Ignoranus-dumbutt, AF didn't orchestrate a PUMP & DUMP, he exposed the insider PUMPU & DUMP. Whistleblowers should be honored and they are protected by statute.
Ahn and the insiders were caught red handed orchestrating a Pump & Dump.
It should be an easy call.
There was no interest from Big Pharma.
Blockbuster drugs aren't acquired for $5M, just cash burning failures.
"Applying a statistical test of significance (hypothesis testing) to the same data the pattern was learned from is wrong. One way to construct hypotheses while avoiding data dredging is to conduct randomized out-of-sample tests. The researcher collects a data set, then randomly partitions it into two subsets, A and B. Only one subset—say, subset A—is examined for creating hypotheses. Once a hypothesis is formulated, it must be tested on subset B, which was not used to construct the hypothesis. Only where B also supports such a hypothesis is it reasonable to believe the hypothesis might be valid."

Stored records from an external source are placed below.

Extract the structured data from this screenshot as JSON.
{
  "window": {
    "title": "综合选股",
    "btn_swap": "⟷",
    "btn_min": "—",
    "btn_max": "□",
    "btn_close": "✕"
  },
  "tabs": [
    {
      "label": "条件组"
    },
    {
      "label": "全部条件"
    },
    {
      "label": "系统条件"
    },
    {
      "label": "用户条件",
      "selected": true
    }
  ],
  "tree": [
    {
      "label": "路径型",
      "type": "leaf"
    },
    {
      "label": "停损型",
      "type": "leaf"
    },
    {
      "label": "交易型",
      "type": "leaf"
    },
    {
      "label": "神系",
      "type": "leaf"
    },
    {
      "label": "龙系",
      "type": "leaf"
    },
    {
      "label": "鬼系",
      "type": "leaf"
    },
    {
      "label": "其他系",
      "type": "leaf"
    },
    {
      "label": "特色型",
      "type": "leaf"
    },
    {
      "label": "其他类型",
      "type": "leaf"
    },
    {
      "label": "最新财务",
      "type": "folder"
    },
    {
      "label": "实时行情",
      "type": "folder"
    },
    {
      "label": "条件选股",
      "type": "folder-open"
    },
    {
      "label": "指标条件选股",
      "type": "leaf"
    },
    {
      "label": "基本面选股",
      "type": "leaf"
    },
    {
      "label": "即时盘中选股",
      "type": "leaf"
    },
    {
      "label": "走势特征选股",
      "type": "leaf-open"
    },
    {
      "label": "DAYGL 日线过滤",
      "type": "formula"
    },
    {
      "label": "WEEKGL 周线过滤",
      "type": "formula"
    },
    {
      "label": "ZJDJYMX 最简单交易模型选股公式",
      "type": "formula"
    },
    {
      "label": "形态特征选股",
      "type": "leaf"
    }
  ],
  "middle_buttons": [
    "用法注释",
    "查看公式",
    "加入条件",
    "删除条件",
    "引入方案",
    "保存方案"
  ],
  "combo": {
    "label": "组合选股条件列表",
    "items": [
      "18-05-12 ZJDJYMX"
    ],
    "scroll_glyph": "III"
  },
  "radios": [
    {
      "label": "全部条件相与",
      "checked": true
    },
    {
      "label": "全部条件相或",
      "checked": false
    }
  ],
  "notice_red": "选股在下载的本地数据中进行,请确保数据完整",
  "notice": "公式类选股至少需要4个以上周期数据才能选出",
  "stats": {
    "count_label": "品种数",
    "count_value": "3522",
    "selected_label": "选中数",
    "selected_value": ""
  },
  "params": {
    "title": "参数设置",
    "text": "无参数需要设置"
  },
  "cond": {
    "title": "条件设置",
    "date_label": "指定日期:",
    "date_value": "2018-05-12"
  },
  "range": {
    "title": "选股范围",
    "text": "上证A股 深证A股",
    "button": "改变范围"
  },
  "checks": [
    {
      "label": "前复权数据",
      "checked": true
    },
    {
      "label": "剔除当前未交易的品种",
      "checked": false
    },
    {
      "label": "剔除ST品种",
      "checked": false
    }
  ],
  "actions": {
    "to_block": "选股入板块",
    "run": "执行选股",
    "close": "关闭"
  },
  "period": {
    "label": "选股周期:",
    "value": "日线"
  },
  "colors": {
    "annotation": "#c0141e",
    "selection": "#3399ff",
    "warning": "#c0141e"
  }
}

"Here is a simple example. Throwing a coin five times, with a result of 2 heads and 3 tails, might lead one to hypothesize that the coin favors tails by 3/5 to 2/5. If this hypothesis is then tested on the existing data set, it is confirmed, but the confirmation is meaningless. The proper procedure would have been to form in advance a hypothesis of what the tails probability is, and then throw the coin various times to see if the hypothesis is rejected or not. If three tails and two heads are observed, another hypothesis, that the tails probability is 3/5, could be formed, but it could only be tested by a new set of coin tosses. It is important to realize that the statistical significance under the incorrect procedure is completely spurious – significance tests do not protect against data dredging."
"The FDA employs an average-patient standard when reviewing drugs: it
approves a drug only if is safe and effective for the average patient in a clinical trial. It is
common, however, for patients to respond differently to a drug. Therefore, the average-patient
standard can reject a drug that benefits certain patient subgroups (false negative) and even
approval a drug that harms other patient subgroups (false positives). These errors increase the
cost of drug development – and thus health care – by wasting research on unproductive or
unapproved drugs. The reason why the FDA sticks with an average patient standard is concern
about opportunism by drug companies. With enough data dredging, a drug company can always
find some subgroup of patients that appears to benefit from its drug, even if it truly does not."
"the size of patient populations in earlier trials are much smaller, which can cause safety signals to be missed and efficacy signals harder to replicate in larger samples."
"Achieving success in the development of a cancer drug continues to be challenging. Given the increasing costs (1) and the small number of drugs that gain regulatory approval (2), it is crucial to understand these failures. In this issue of the Journal, Gan et al. (3) reviewed 235 recently published phase III randomized clinical trials (RCTs). They report that 62% of the trials did not achieve results with statistical significance. Trying to explain the high failure rate, they note the actual magnitude of benefit achieved in a clinical trial (designated B) is nearly always less than what was predicted at the time the trial was designed (designated δ) and conclude, “investigators consistently make overly-optimistic assumptions regarding treatment benefits when designing RCTs.”